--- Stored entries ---
━━━━━━

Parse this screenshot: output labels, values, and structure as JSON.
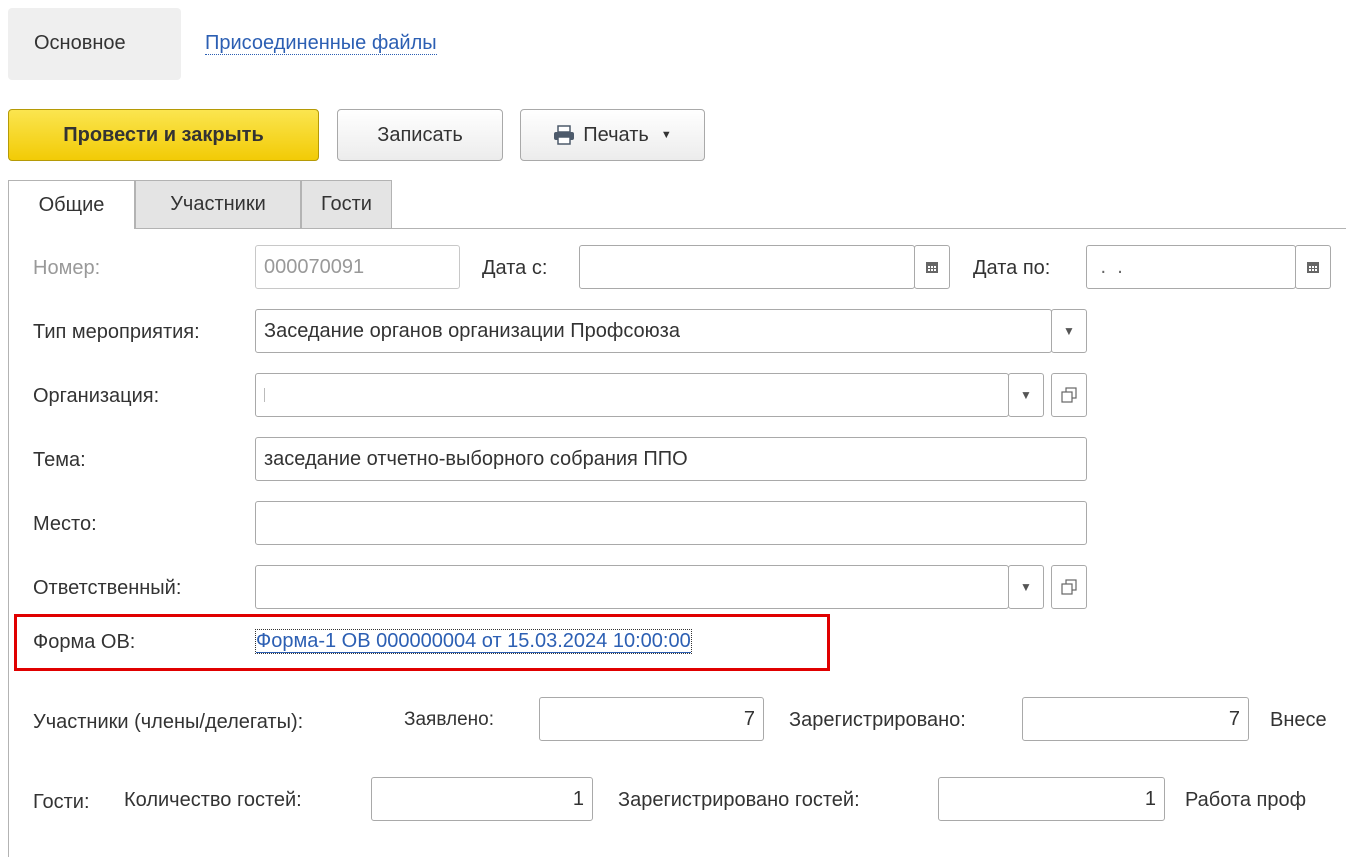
{
  "nav": {
    "main": "Основное",
    "attached_files": "Присоединенные файлы"
  },
  "toolbar": {
    "post_close": "Провести и закрыть",
    "save": "Записать",
    "print": "Печать"
  },
  "tabs": [
    "Общие",
    "Участники",
    "Гости"
  ],
  "fields": {
    "number_label": "Номер:",
    "number_value": "000070091",
    "date_from_label": "Дата с:",
    "date_from_value": "",
    "date_to_label": "Дата по:",
    "date_to_value": " .  .",
    "event_type_label": "Тип мероприятия:",
    "event_type_value": "Заседание органов организации Профсоюза",
    "organization_label": "Организация:",
    "organization_value": "",
    "topic_label": "Тема:",
    "topic_value": "заседание отчетно-выборного собрания ППО",
    "place_label": "Место:",
    "place_value": "",
    "responsible_label": "Ответственный:",
    "responsible_value": "",
    "form_ov_label": "Форма ОВ:",
    "form_ov_link": "Форма-1 ОВ 000000004 от 15.03.2024 10:00:00"
  },
  "participants": {
    "label": "Участники (члены/делегаты):",
    "declared_label": "Заявлено:",
    "declared_value": "7",
    "registered_label": "Зарегистрировано:",
    "registered_value": "7",
    "added_label": "Внесе"
  },
  "guests": {
    "label": "Гости:",
    "count_label": "Количество гостей:",
    "count_value": "1",
    "registered_label": "Зарегистрировано гостей:",
    "registered_value": "1",
    "work_label": "Работа проф"
  },
  "icons": {
    "print": "printer-icon",
    "calendar": "calendar-icon",
    "dropdown": "chevron-down-icon",
    "open": "open-form-icon"
  },
  "colors": {
    "primary_button": "#f2cb06",
    "link": "#2c5fb3",
    "highlight": "#e00000"
  }
}
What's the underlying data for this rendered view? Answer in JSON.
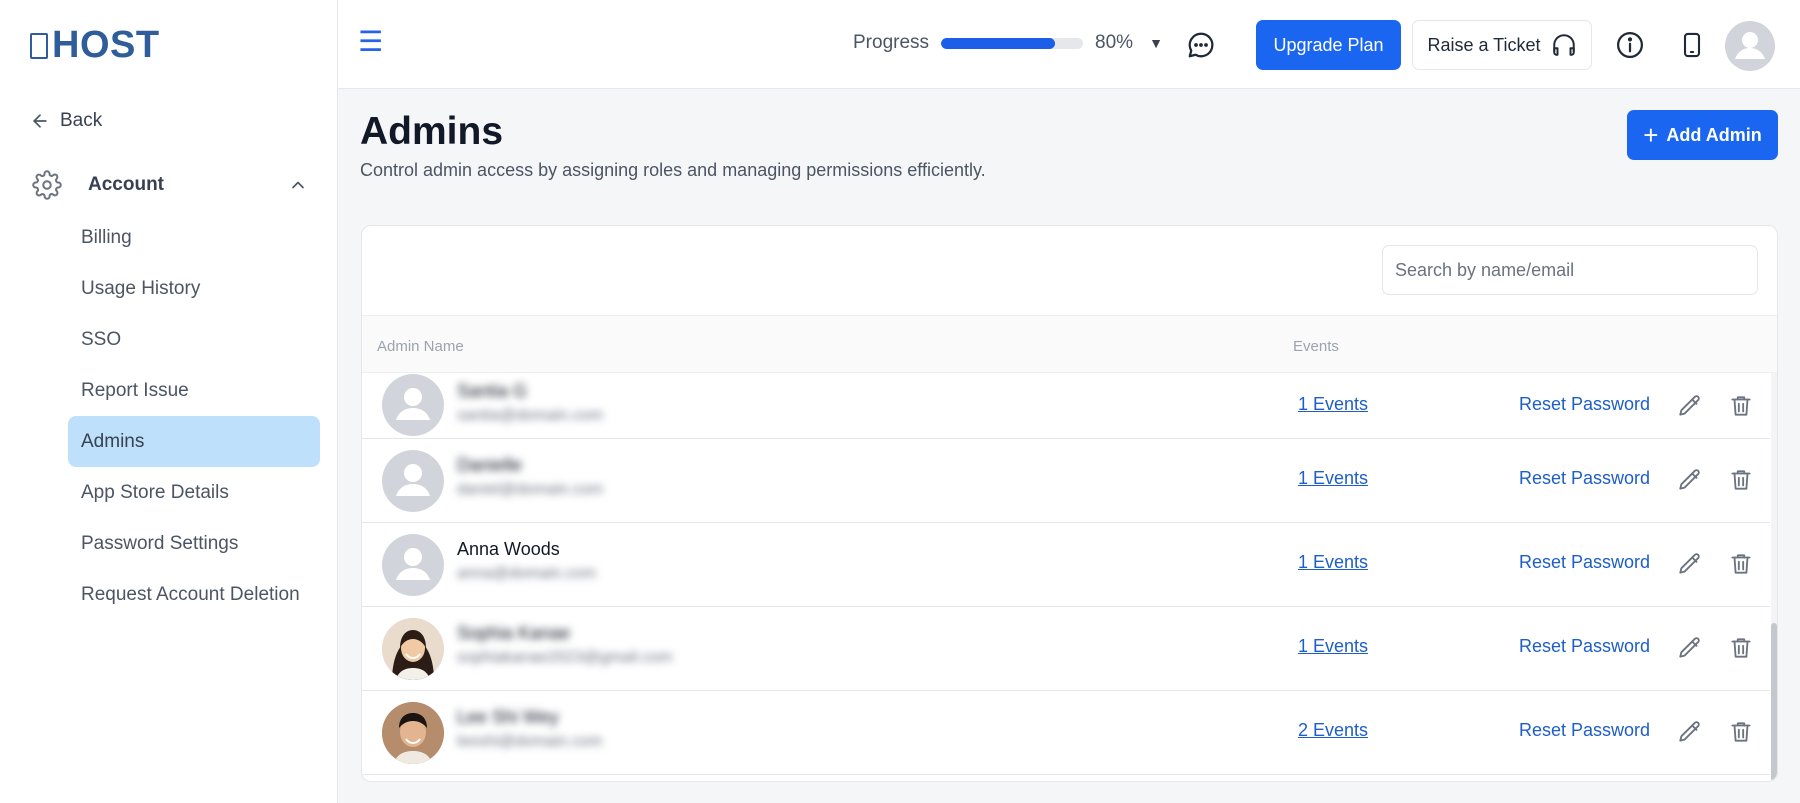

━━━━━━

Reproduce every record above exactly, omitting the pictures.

--- Response for this exercise ---
Parse this screenshot: output labels, values, and structure as JSON.
{
  "nav": {
    "main": "Основное",
    "attached_files": "Присоединенные файлы"
  },
  "toolbar": {
    "post_close": "Провести и закрыть",
    "save": "Записать",
    "print": "Печать"
  },
  "tabs": [
    "Общие",
    "Участники",
    "Гости"
  ],
  "fields": {
    "number_label": "Номер:",
    "number_value": "000070091",
    "date_from_label": "Дата с:",
    "date_from_value": "",
    "date_to_label": "Дата по:",
    "date_to_value": " .  .",
    "event_type_label": "Тип мероприятия:",
    "event_type_value": "Заседание органов организации Профсоюза",
    "organization_label": "Организация:",
    "organization_value": "",
    "topic_label": "Тема:",
    "topic_value": "заседание отчетно-выборного собрания ППО",
    "place_label": "Место:",
    "place_value": "",
    "responsible_label": "Ответственный:",
    "responsible_value": "",
    "form_ov_label": "Форма ОВ:",
    "form_ov_link": "Форма-1 ОВ 000000004 от 15.03.2024 10:00:00"
  },
  "participants": {
    "label": "Участники (члены/делегаты):",
    "declared_label": "Заявлено:",
    "declared_value": "7",
    "registered_label": "Зарегистрировано:",
    "registered_value": "7",
    "added_label": "Внесе"
  },
  "guests": {
    "label": "Гости:",
    "count_label": "Количество гостей:",
    "count_value": "1",
    "registered_label": "Зарегистрировано гостей:",
    "registered_value": "1",
    "work_label": "Работа проф"
  },
  "icons": {
    "print": "printer-icon",
    "calendar": "calendar-icon",
    "dropdown": "chevron-down-icon",
    "open": "open-form-icon"
  },
  "colors": {
    "primary_button": "#f2cb06",
    "link": "#2c5fb3",
    "highlight": "#e00000"
  }
}
What's the underlying data for this rendered view? Answer in JSON.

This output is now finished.